OSTERBURG - A day after PennDOT officials announced a plan to put weight restrictions on 1,000 more state bridges, House Transportation Committee Chairman Dick Hess said Thursday that he "knew this was coming" and hopes to dedicate the fall legislative session to passing a transportation funding bill.
Speaking at a Bedford County Chamber of Commerce legislative panel in Osterburg, Hess, R-Bedford, said he's confident that the General Assembly can reach a compromise to fund bridge, road and mass transit projects for the coming several years. A $2.5 billion funding scheme easily passed the Senate in June, but died in the House as the summer session ended.
"There will be meetings throughout the summer, I can assure you of that," Hess said. "It's not just the bridges and the safety factor, but the economic factor."
Hess criticized the failed Senate bill as larger than he'd like and insisted that few of the fee increases and speeding-fine hikes proposed this summer will make it to any final legislation. A plan to raise speeding fines by as much as $300 is simply too controversial to survive, he said.
"And in these economic times, I thought [$2.5 billion] was a bit heavy," he said.
Hess sees himself in a middle ground between some Democrats, who have sought extra funding for mass transit agencies, and more extreme Republicans, who have criticized extra spending and the gas tax increases initially proposed in Gov. Tom Corbett's bill.
An insufficiently large transportation bill will be practically useless, he said, as the state's thousands of at-risk bridges will soon need more work anyway.
PennDOT head Barry Schoch has urged legislators to move quickly on funding while his department increases the number of weight-limited bridges by nearly 50 percent.
At the Osterburg meeting, state Rep. Carl Metzgar, R-Somerset, questioned Schoch's decision to declare bridges unsafe as the House gears up for another transportation debate.
"It's one hell of an irony that suddenly our bridges get posted when we're trying to get a gas tax through," Metzgar said. "I am appalled that the administration is willing to hold us and the bridges hostage so they can get a gas tax out of us. It's absurd to me."
Hess recognized the need to fund bridge and road upgrades, but said he can't offer many specifics on a fall transport bill. Asked whether road funding will be unofficially tied to liquor privatization - as some Democrats have alleged since both proposals foundered in summer - Hess called the suggestion a rumor.
"I don't have a crystal ball to know that," he said.
While some in the General Assembly have already scheduled transportation meetings, including one state Sen. John H. Eichelberger Jr., R-Blair, said he attended this week, Hess said he's letting tempers cool before jumping into the transportation debate for the September House session.

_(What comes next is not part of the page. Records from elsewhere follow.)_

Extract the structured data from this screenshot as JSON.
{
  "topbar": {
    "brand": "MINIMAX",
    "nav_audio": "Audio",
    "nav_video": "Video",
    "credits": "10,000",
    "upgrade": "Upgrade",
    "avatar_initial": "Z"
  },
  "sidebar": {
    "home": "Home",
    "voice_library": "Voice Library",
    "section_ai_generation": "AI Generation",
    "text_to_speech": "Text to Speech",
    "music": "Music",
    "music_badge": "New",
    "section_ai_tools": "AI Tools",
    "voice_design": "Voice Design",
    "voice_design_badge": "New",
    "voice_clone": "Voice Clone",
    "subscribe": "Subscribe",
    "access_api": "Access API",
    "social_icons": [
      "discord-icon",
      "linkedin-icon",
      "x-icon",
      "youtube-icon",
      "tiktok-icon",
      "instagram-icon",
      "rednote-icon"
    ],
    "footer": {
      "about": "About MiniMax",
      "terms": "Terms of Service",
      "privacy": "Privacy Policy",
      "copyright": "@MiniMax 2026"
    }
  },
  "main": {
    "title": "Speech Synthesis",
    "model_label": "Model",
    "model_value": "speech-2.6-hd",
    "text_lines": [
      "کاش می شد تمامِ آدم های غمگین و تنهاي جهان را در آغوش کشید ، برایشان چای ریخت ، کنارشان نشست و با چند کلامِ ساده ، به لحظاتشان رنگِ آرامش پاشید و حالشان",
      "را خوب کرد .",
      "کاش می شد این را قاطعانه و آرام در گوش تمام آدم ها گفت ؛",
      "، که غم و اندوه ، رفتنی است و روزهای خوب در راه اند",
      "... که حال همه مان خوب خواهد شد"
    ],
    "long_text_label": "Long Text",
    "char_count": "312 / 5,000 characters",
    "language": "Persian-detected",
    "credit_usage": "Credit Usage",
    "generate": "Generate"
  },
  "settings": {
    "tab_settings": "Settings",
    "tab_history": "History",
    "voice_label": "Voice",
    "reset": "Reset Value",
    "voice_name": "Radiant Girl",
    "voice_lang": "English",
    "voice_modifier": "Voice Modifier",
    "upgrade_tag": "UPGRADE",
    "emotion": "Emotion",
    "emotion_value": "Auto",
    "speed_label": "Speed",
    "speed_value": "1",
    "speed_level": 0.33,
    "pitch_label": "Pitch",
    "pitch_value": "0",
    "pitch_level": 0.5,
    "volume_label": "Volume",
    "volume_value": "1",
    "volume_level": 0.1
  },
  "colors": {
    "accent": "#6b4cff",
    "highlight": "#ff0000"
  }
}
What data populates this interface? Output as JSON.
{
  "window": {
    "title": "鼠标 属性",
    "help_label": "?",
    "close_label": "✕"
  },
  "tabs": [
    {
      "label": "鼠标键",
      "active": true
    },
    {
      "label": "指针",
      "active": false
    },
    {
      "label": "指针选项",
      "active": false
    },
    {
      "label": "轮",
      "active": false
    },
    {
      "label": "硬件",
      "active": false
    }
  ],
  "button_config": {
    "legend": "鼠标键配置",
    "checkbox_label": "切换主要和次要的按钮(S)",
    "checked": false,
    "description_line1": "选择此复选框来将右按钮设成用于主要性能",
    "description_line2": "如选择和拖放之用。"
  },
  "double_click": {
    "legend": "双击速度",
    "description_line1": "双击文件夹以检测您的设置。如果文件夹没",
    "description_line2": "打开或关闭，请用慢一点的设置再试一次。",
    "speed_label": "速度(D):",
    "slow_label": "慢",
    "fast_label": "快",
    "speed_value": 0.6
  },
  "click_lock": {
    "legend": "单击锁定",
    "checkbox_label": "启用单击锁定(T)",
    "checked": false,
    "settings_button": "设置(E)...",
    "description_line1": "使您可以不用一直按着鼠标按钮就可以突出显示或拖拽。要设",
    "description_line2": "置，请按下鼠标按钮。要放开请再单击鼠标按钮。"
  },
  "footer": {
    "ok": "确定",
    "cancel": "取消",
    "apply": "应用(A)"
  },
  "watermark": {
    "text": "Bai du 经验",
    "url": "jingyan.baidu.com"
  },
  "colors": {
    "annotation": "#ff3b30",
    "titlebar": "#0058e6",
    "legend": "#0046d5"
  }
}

"People just came off a very long and tense session. They want time to sit down, reflect a little bit," Hess said. "Cooler heads prevail."
Mirror Staff Writer Ryan Brown is at 946-7457.